This is the killer workflow for WordPress, or at least the key element to build one.

  • Part 1: Composer and WordPress
  • Part 2 (in the work): WordPress and Git

1. What is Composer

Composer is a great tool to manage your PHP dependencies. You probably already know about it if you are used to working with PHP.


Composer is to PHP what npm is to javascript or pip is to Python.

If you come from WordPress integration world, then it might be new to you, but if you want to systematise your install and updates process, this is a great improvement from the traditional WordPress way.

shell > composer install
shell > composer update

2. Key Concepts of Composer

(Where we talk about composer file (composer.json) and Packagist)

NB: If you know composer you can basically skip that part

2.1. Composer.json

  • The central file that control all the dependencies.
  • Very similar to package.json in a nodeJS app.
  • Structure
    "require": {
        "vendor/package": "1.3.2",
        "vendor/package2": "1.*",
        "vendor/package3": "^2.0.3"

2.2. Packagist: where the packages lives

  • is probably the greates source of public packages (like in JS)


Packagist hosts roughly over 200K PHP packages

If you need a PHP package - it is likely to be on Packagist

2.3. Install Composer and elementary commands

2.3.1. Installation

Installation is a one liner : curl -sS | php

If you are on Windows and you don’t have curl, you probably will want to install it first.
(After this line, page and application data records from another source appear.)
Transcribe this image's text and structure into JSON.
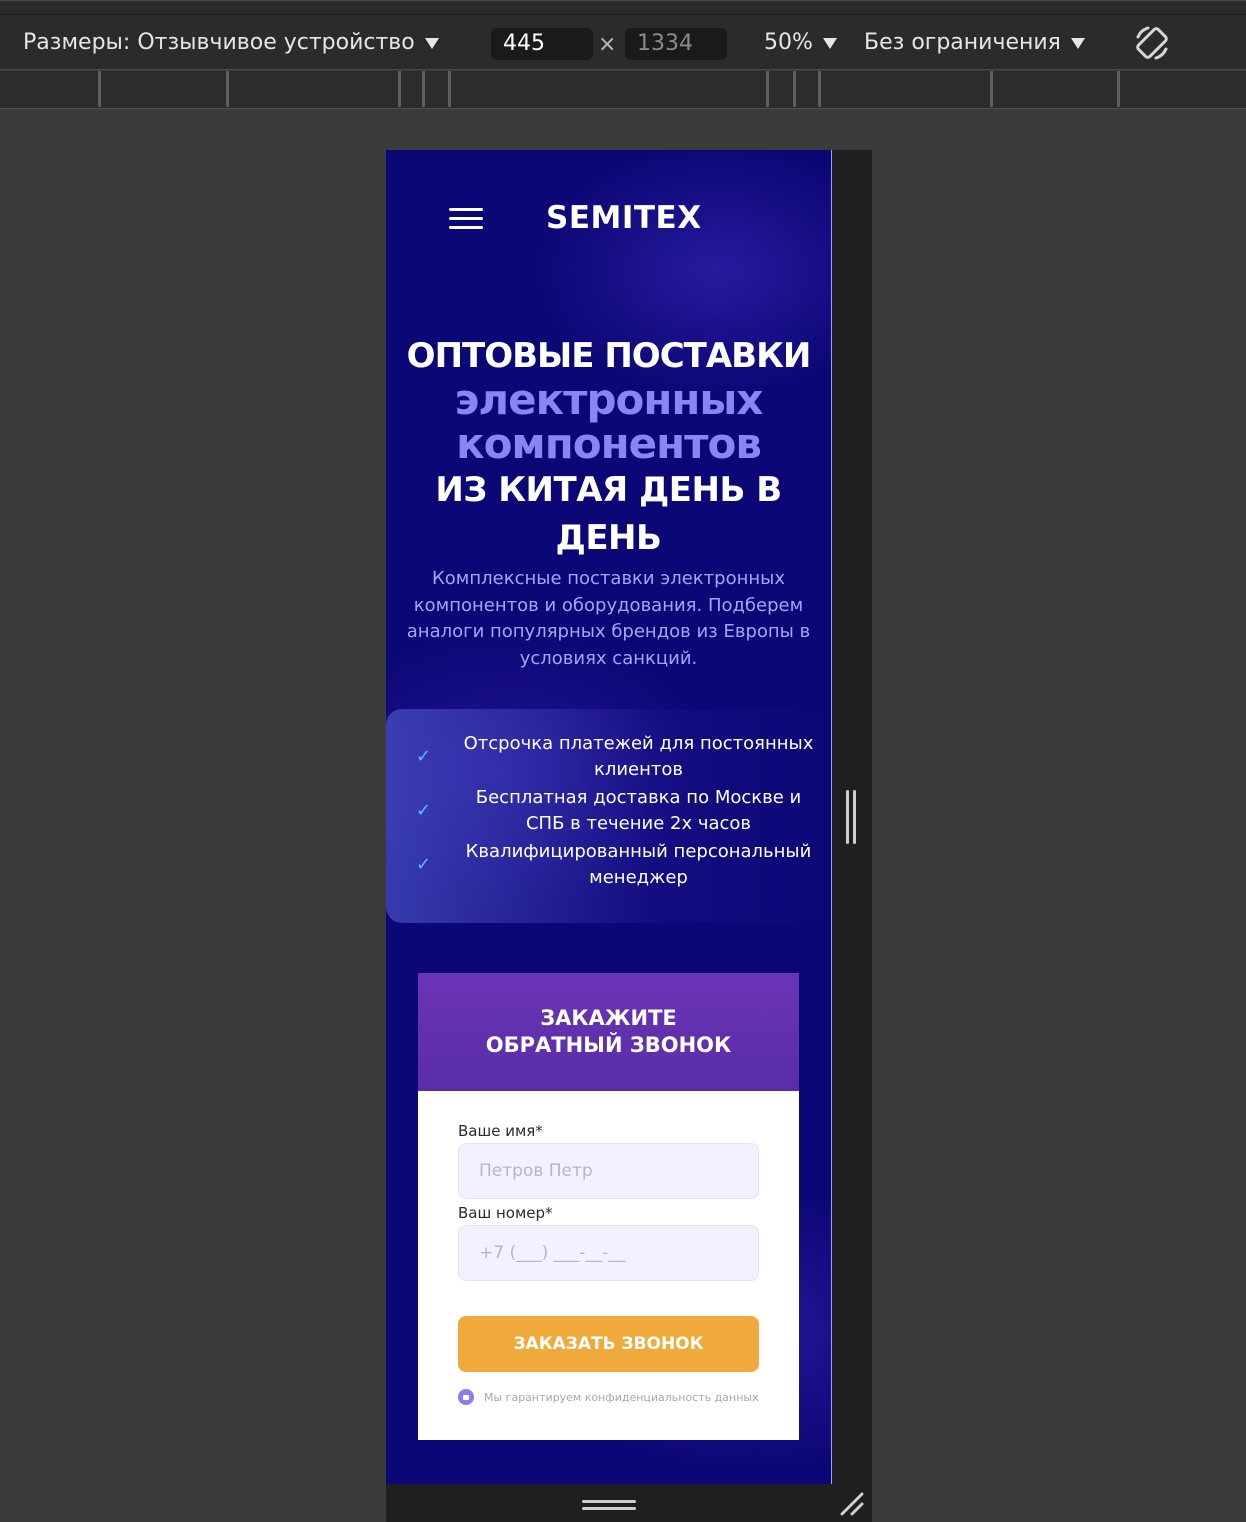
{
  "devtools": {
    "dimensions_label": "Размеры: Отзывчивое устройство",
    "width_value": "445",
    "height_value": "1334",
    "times": "×",
    "zoom": "50%",
    "throttle": "Без ограничения",
    "rotate_icon": "rotate-icon"
  },
  "site": {
    "logo": "SEMITEX",
    "menu_icon": "hamburger-icon",
    "hero": {
      "line1": "ОПТОВЫЕ ПОСТАВКИ",
      "line2a": "электронных",
      "line2b": "компонентов",
      "line3a": "ИЗ КИТАЯ ДЕНЬ В",
      "line3b": "ДЕНЬ",
      "subtitle": "Комплексные поставки электронных компонентов и оборудования. Подберем аналоги популярных брендов из Европы в условиях санкций."
    },
    "features": [
      {
        "icon": "check-icon",
        "text": "Отсрочка платежей для постоянных клиентов"
      },
      {
        "icon": "check-icon",
        "text": "Бесплатная доставка по Москве и СПБ в течение 2х часов"
      },
      {
        "icon": "check-icon",
        "text": "Квалифицированный персональный менеджер"
      }
    ],
    "form": {
      "title_line1": "ЗАКАЖИТЕ",
      "title_line2": "ОБРАТНЫЙ ЗВОНОК",
      "name_label": "Ваше имя*",
      "name_placeholder": "Петров Петр",
      "phone_label": "Ваш номер*",
      "phone_placeholder": "+7 (___) ___-__-__",
      "submit_label": "ЗАКАЗАТЬ ЗВОНОК",
      "privacy_icon": "lock-icon",
      "privacy_note": "Мы гарантируем конфиденциальность данных"
    },
    "colors": {
      "background": "#0c0776",
      "accent_text": "#8b85f4",
      "form_header": "#6a34b6",
      "button": "#f0aa3c"
    }
  }
}
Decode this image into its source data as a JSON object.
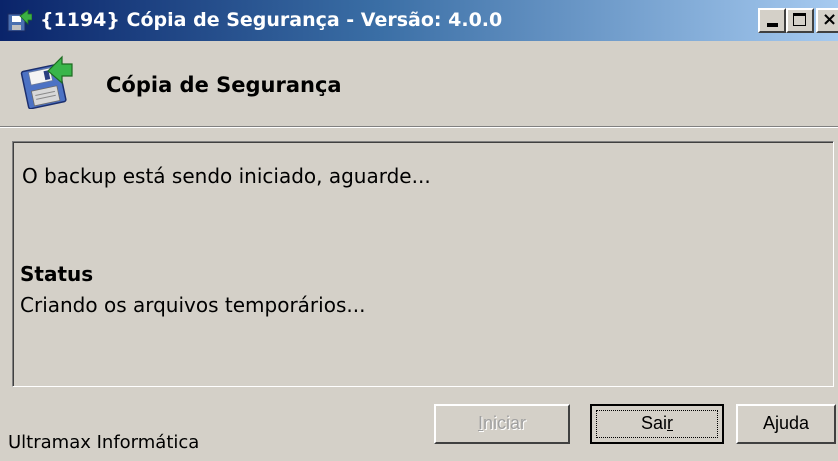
{
  "window": {
    "title": "{1194} Cópia de Segurança - Versão: 4.0.0",
    "controls": [
      "minimize",
      "maximize",
      "close"
    ]
  },
  "header": {
    "title": "Cópia de Segurança",
    "icon": "floppy-disk-arrow-icon"
  },
  "panel": {
    "message": "O backup está sendo iniciado, aguarde...",
    "status_label": "Status",
    "status_text": "Criando os arquivos temporários..."
  },
  "buttons": {
    "iniciar": {
      "prefix": "",
      "accel": "I",
      "rest": "niciar",
      "enabled": false
    },
    "sair": {
      "prefix": "Sai",
      "accel": "r",
      "rest": "",
      "default": true
    },
    "ajuda": {
      "label": "Ajuda"
    }
  },
  "footer": {
    "company": "Ultramax Informática"
  },
  "colors": {
    "titlebar_start": "#0a246a",
    "titlebar_end": "#a6caf0",
    "window_bg": "#d4d0c8",
    "disabled_text": "#a0a0a0"
  }
}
Google is your friend, but because I am nice, here is a link that looks pretty much what you’d need : Install Curl On Windows
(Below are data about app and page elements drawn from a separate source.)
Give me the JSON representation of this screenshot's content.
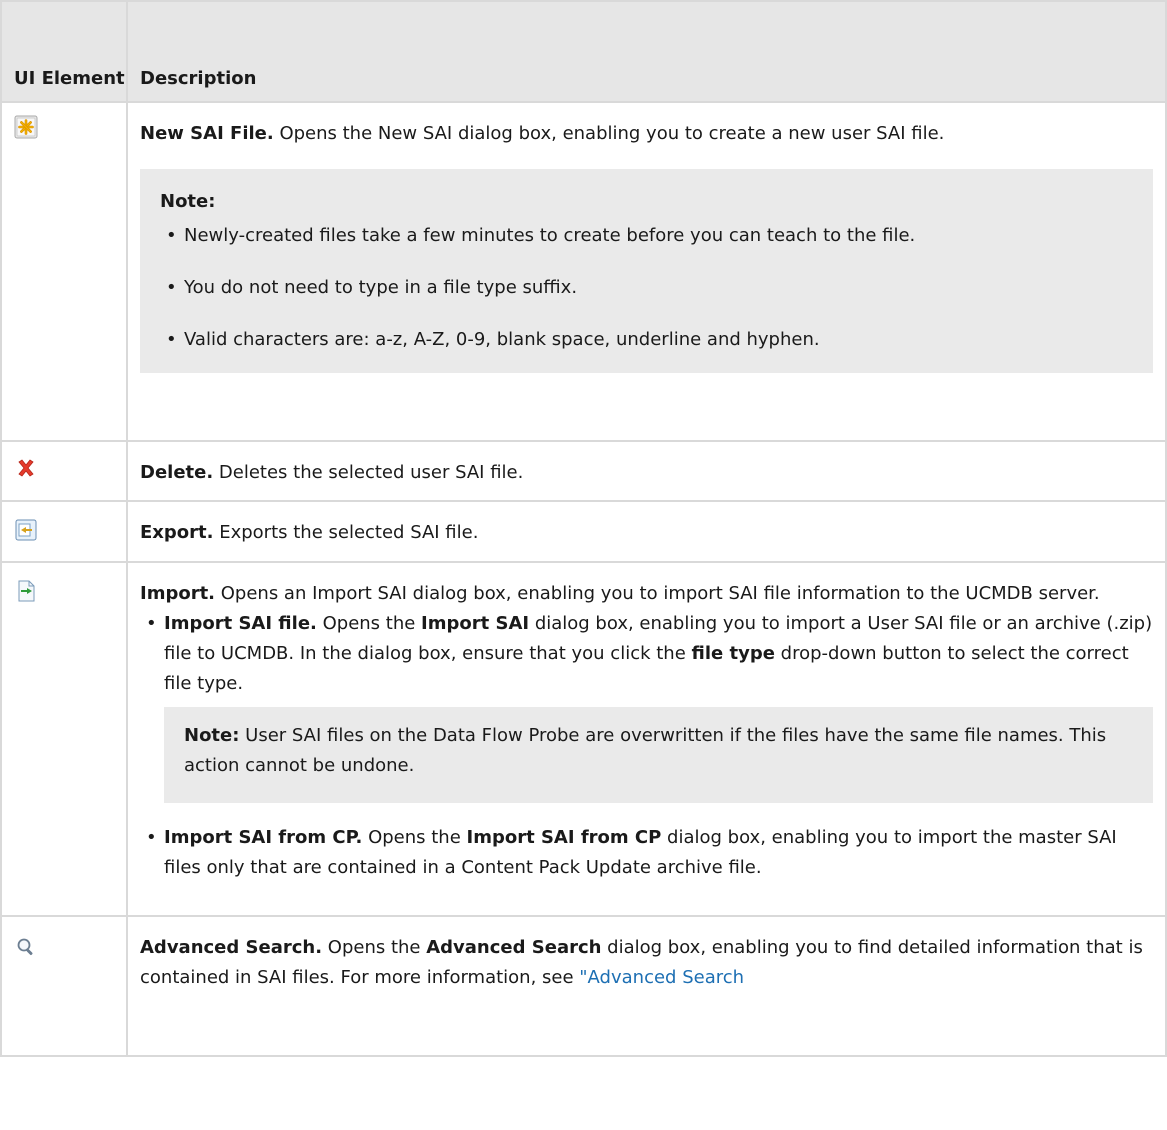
{
  "header": {
    "col1": "UI Element",
    "col2": "Description"
  },
  "rows": [
    {
      "icon": "new-file-icon",
      "title": "New SAI File.",
      "text": " Opens the New SAI dialog box, enabling you to create a new user SAI file.",
      "note_label": "Note:",
      "note_items": [
        "Newly-created files take a few minutes to create before you can teach to the file.",
        "You do not need to type in a file type suffix.",
        "Valid characters are: a-z, A-Z, 0-9, blank space, underline and hyphen."
      ]
    },
    {
      "icon": "delete-icon",
      "title": "Delete.",
      "text": " Deletes the selected user SAI file."
    },
    {
      "icon": "export-icon",
      "title": "Export.",
      "text": " Exports the selected SAI file."
    },
    {
      "icon": "import-icon",
      "title": "Import.",
      "text": " Opens an Import SAI dialog box, enabling you to import SAI file information to the UCMDB server.",
      "sub1": {
        "title": "Import SAI file.",
        "t1": " Opens the ",
        "b1": "Import SAI",
        "t2": " dialog box, enabling you to import a User SAI file or an archive (.zip) file to UCMDB. In the dialog box, ensure that you click the ",
        "b2": "file type",
        "t3": " drop-down button to select the correct file type.",
        "note_label": "Note:",
        "note_text": " User SAI files on the Data Flow Probe are overwritten if the files have the same file names. This action cannot be undone."
      },
      "sub2": {
        "title": "Import SAI from CP.",
        "t1": " Opens the ",
        "b1": "Import SAI from CP",
        "t2": " dialog box, enabling you to import the master SAI files only that are contained in a Content Pack Update archive file."
      }
    },
    {
      "icon": "search-icon",
      "title": "Advanced Search.",
      "t1": " Opens the ",
      "b1": "Advanced Search",
      "t2": " dialog box, enabling you to find detailed information that is contained in SAI files. For more information, see ",
      "link": "\"Advanced Search"
    }
  ]
}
2.3.2. Common commands

# How to install a new package and update your composer.json
composer require vendor-name/package-name
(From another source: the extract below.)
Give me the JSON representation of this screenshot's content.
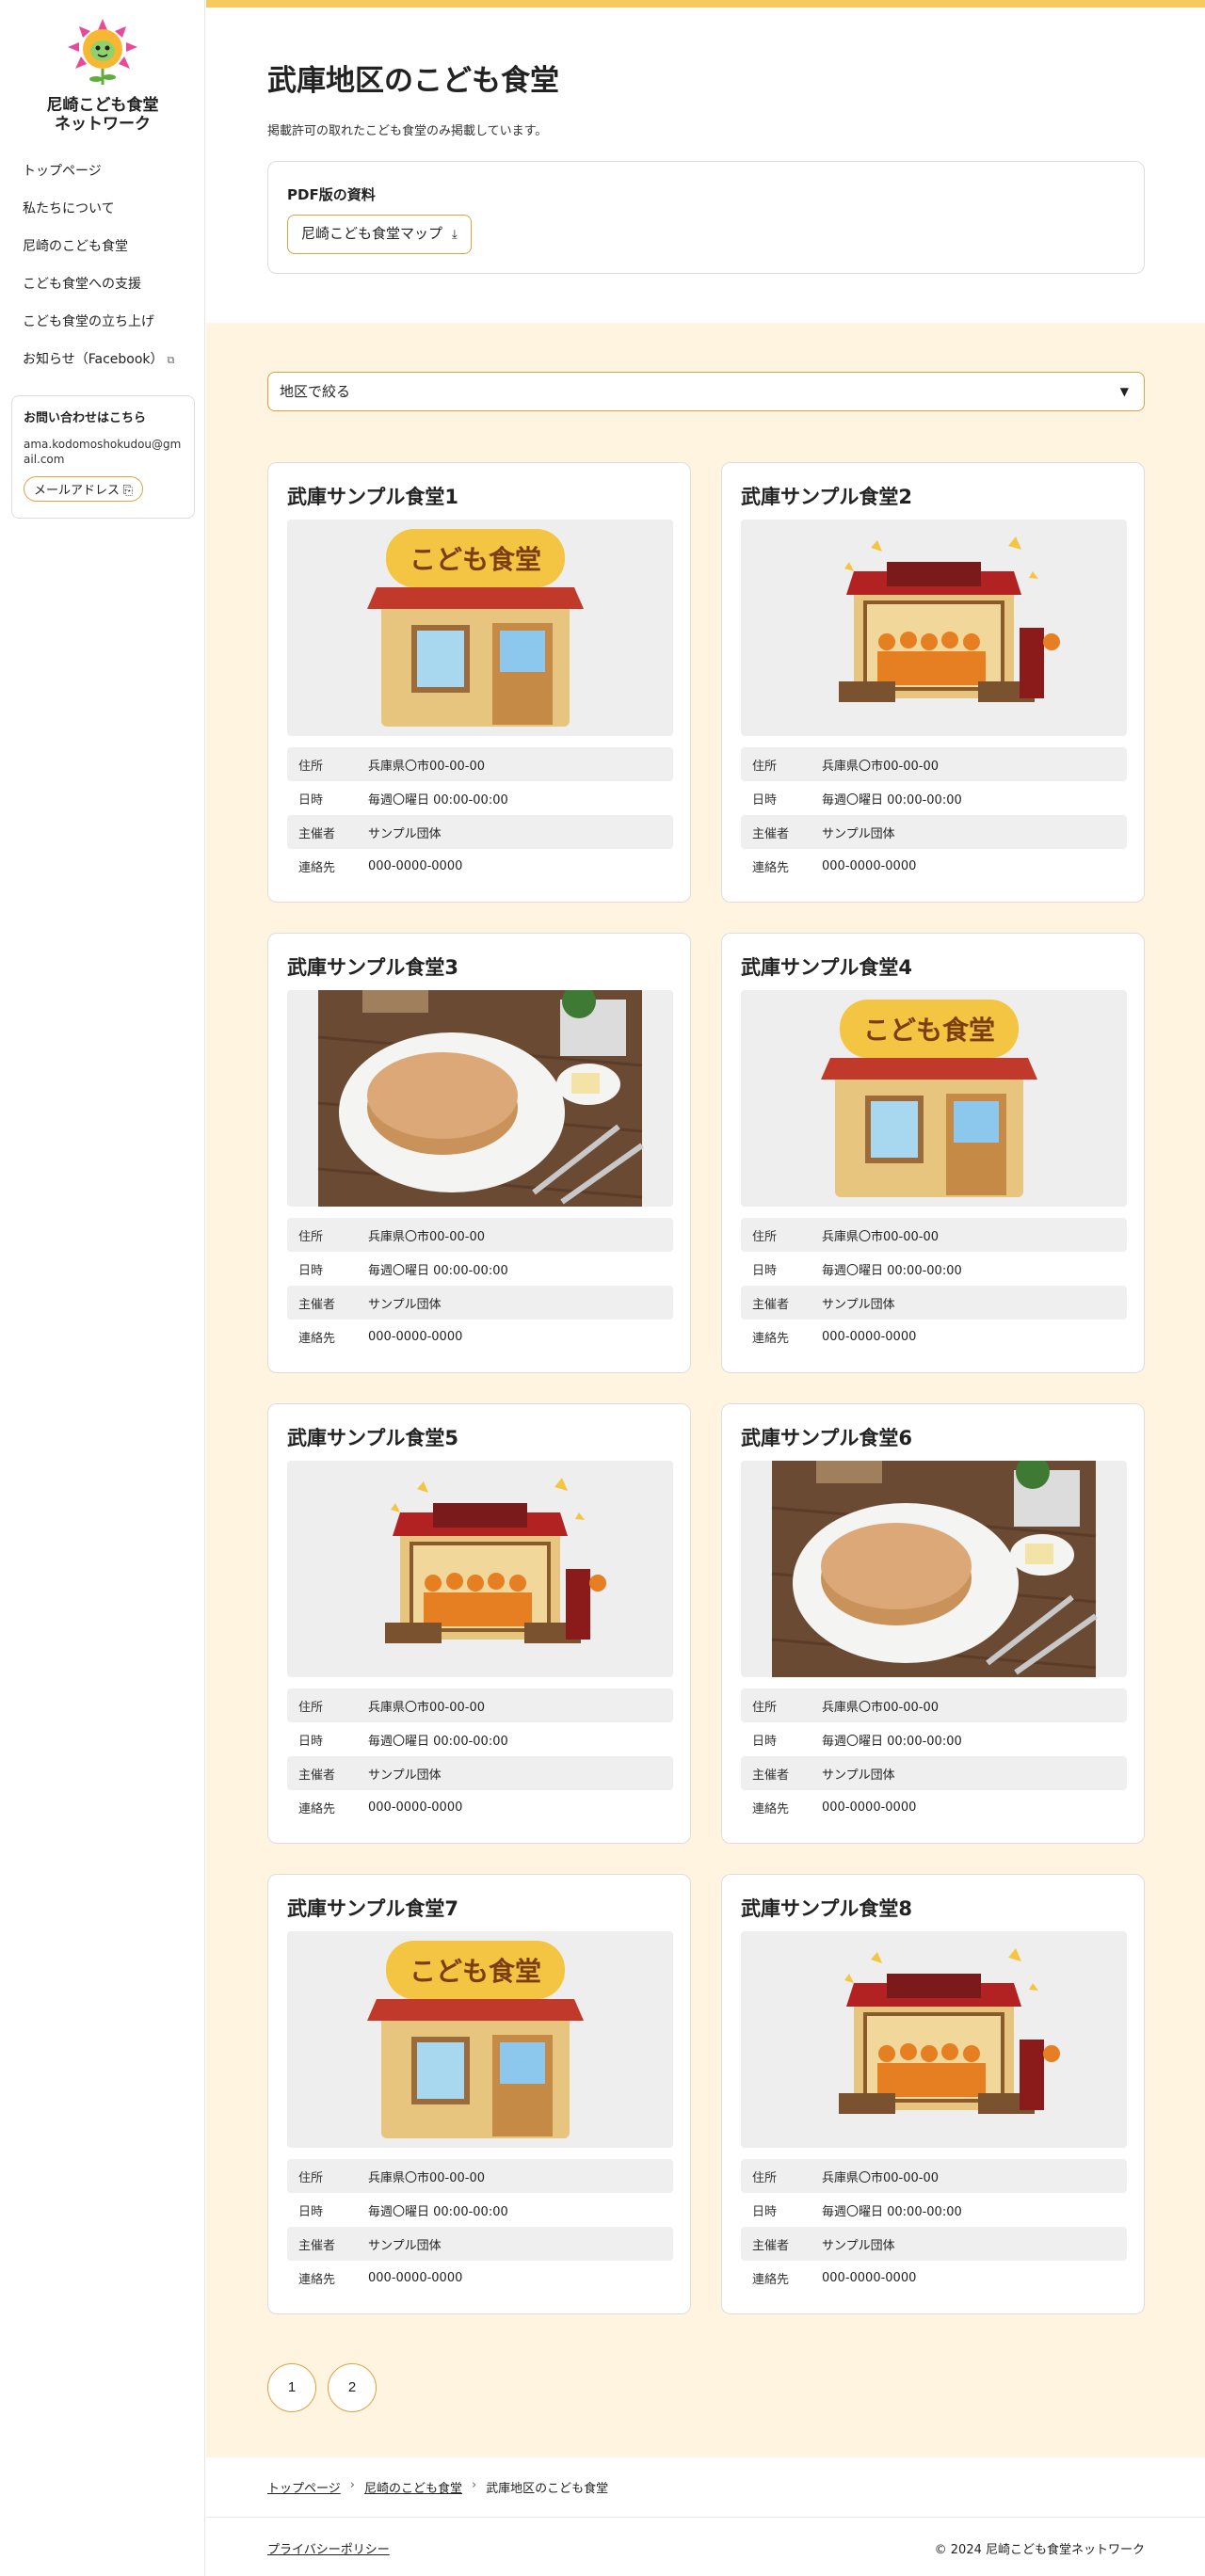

# How to install packages and depencies as defined in composer.json
composer install

# How to update packages all at once
composer update

In short

So you should know that:

  • Composer is a tool to manage PHP packages
  • How to install composer and basic commands
  • Packagist is where are most of PHP packages lives

3. Composer and WordPress

Where we introduce WPackagist, and we modify WordPress folder structure for a cleaner app logic.

WordPress and Composer

3.1. WPackagist

Basically Packagist provide packages for WordPress themes and plugins This is where you will source most of the plugin installs


3.2. Typical WordPress Composer Json config file

(TODO: replace this shameless copy paste from WPackagist with a better example)

    "name": "acme/brilliant-wordpress-site",
    "description": "My brilliant WordPress site",
    "require": {
    "autoload": {
        "psr-0": {
            "Acme": "src/"

Composer and WordPress - real world example

In a typical scenario you need:

  • WordPress itself
  • Plugins most of them public but maybe a few premium
  • A Theme

WordPress itself

You get it from John P. Blosh

And yes, call WordPress from composer make wordpress a dependency.

I know it might feel weird at first, but it’s ok, once you make wordPress a simple dependency of of the project and not the core of the app it makes things easier.

Concretly, it means :

  • wp-content is where most of the valuable data live - that’s the core of your app and has a life of his own - independently of the main WordPress dependency - it makes sense therefore to separate wp-content from the rest.

  • wordpress itself can be installed in its own sub-directory



You get it from

  • wpackagist and git repos


  • You get it from a git repo

Git all the things

Where we discuss version control the things